WILLMAR -- The City Council has denied a request to allow free use of the city's portable Showmobile band shell for a weekend fundraiser.
But organizers of a dance to benefit the Willmar High School music program will probably get free use of the Showmobile anyway if council members voluntarily donate enough money out of their own pockets to cover the cost.
The council voted 4-3 Monday night to deny a request from Music Matters to waive the fee for use of the Showmobile at this coming Saturday night's Hangar Dance at the Municipal Airport. The request to waive the fee was first discussed last week by the council's Finance Committee, which voted to recommend the fee not be waived.
During the committee discussion, Greg Anderson, lead Music Matters volunteer, said that if the fee expense could be eliminated, that much more could be donated to the music department. Officials estimated the fee for daily rental and cost of hiring Public Works employees to set up and take down at about $600.
The request to waive the fee was repeated Monday night by high school band teacher Terry Brau. During the open forum, Brau said the music department has had two full-time cuts in the last two years. "You know what state funding has been like recently,'' he said, alluding to recent state aid cuts to cities.
Brau said Music Matters was trying to raise money to restore some of the curriculum cuts.
The group has support from businesses and is planning a 1940s-style hangar dance with band music, hoping to attract 500 people.
He said the school tries to teach life lessons to students and encourages volunteerism. As an asset to the city, the band participates in parades and at the local Memorial Day program, he explained.
Council member Bruce DeBlieck said the council has waived fees for various organizations in the past, and said he didn't see a reason why the council would not either waive the fee or make a contribution to the group.
Committee Chairman Denis Anderson said the committee discussed waiving the fee. According to information provided by city staff, the city hasn't waived Showmobile fees for the last three to four years.
"About the time we stopped waiving the fees for building permits and so on, we got fairly consistent on not waiving fees for many things,'' he said.

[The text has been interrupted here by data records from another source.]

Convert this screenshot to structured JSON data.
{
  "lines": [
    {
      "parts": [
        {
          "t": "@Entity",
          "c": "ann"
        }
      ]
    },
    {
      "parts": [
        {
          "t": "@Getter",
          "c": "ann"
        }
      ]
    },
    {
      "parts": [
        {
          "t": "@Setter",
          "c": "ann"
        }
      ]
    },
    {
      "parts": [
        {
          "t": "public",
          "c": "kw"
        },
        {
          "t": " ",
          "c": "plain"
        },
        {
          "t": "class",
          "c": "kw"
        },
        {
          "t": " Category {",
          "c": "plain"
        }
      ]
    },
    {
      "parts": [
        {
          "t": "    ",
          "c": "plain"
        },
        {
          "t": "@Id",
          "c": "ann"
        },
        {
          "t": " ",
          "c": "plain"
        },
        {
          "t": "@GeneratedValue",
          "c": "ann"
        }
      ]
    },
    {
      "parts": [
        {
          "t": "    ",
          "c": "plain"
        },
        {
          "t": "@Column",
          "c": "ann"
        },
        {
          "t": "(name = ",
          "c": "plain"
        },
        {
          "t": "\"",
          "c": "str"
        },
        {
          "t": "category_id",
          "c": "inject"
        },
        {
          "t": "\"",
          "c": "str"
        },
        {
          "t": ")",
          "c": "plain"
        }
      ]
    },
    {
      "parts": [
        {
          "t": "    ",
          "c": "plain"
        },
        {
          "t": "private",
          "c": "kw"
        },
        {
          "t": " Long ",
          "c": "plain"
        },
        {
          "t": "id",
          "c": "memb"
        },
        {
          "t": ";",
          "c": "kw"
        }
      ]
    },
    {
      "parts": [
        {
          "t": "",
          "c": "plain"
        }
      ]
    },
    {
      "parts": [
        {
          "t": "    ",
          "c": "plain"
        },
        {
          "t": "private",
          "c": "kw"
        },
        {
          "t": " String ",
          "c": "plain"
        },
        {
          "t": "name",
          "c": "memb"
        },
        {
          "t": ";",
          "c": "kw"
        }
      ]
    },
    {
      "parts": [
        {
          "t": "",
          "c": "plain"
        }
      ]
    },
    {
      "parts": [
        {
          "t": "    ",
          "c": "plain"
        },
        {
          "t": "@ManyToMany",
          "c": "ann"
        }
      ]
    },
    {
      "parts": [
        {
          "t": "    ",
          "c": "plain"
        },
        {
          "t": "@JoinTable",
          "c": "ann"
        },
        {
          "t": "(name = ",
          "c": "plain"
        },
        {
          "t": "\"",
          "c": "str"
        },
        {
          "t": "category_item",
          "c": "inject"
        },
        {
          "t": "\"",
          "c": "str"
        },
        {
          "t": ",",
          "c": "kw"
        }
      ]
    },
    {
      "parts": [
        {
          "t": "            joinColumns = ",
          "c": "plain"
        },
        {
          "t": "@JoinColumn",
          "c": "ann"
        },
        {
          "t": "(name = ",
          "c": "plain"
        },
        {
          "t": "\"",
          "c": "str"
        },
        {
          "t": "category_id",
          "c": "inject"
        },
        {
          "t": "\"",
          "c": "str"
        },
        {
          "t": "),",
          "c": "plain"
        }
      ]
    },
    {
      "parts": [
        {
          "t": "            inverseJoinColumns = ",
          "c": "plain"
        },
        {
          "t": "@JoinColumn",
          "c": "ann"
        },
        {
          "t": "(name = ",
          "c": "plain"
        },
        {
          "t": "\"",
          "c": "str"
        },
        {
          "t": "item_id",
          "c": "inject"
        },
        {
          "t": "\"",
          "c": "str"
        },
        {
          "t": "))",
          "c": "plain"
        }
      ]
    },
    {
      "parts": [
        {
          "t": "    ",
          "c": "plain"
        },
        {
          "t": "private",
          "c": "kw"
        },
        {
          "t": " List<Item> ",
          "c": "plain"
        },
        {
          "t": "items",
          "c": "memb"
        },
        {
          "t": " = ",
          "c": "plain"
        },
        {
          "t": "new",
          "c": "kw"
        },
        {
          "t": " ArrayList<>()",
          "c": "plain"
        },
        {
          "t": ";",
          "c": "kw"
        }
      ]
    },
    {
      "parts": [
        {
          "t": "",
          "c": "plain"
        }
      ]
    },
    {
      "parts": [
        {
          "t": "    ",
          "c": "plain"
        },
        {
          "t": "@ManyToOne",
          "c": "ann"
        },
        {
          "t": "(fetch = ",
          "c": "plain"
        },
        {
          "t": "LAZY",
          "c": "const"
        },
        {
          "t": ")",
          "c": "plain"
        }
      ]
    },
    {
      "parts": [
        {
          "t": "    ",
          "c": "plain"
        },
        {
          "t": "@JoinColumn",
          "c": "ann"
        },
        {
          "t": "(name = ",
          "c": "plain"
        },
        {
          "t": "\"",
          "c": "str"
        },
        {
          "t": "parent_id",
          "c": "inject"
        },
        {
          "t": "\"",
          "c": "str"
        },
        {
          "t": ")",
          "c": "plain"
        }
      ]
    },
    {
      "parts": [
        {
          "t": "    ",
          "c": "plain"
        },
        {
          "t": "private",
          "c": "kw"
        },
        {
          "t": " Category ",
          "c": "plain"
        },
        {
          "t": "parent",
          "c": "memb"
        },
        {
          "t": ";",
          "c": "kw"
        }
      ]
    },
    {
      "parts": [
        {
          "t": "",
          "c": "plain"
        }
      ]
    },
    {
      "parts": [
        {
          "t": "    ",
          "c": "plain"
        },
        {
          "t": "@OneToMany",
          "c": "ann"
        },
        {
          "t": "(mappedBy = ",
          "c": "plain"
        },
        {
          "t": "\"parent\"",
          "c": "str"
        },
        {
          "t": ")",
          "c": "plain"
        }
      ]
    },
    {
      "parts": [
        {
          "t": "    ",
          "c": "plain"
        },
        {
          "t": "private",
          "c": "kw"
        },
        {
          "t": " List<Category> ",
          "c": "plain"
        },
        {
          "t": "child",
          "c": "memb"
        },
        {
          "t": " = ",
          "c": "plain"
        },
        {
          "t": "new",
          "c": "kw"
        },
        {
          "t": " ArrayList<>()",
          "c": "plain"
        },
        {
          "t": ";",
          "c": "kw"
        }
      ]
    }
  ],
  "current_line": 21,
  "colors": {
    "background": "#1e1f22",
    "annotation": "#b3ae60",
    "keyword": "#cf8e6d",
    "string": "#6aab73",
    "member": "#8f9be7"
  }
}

Council member Ron Christianson spoke against the motion to deny the request of respect for the band's participation in community events. He said city policy is "more or less a guideline'' and is not law. He said waiving the fee won't break the city, and suggested the city reduce lobbying costs and membership fees in state groups representing cities.
"I may be biased, but I like music,'' he said. "But they need our help. This is a small way to help them. If nothing else, I suggest council members give up part of our salaries to pay for it.''
City Administrator Michael Schmit said everyone loves music and appreciates what the music program does for the community, but he said the money raised would go toward retaining one or two music instructors while he was talking to the council about filling a police officer position.
"That was kind of the one issue that led me to recommend what I did,'' Schmit said, which was to deny the request.
Anderson said the council will be looking at budget cuts in 2010 and 2011, and other groups will be coming forward when reductions are made.
"It's not going to be easy or fun, but I think we need to move forward and still think even though it's a hard thing to do, it's the right thing to do to deny this,'' he said.
Council members voting to deny the request were Anderson, Steve Ahmann, Jim Dokken and Rick Fagerlie.
Voting against were Christianson, DeBlieck and Tim Johnson.
Later, Fagerlie offered a motion to encourage council members to donate about $70 each toward the Showmobile fee. He said a citizen, John Sullivan, also offered to donate.
Anderson asked if the motion was binding.
"I'm afraid we're going to be faced with a lot of these decisions and are we going to make up the difference for everybody that we turn down? It's a little bit scary to me,'' he said.
City Attorney Rich Ronning said the motion had no legal significance.
But it was unanimously approved.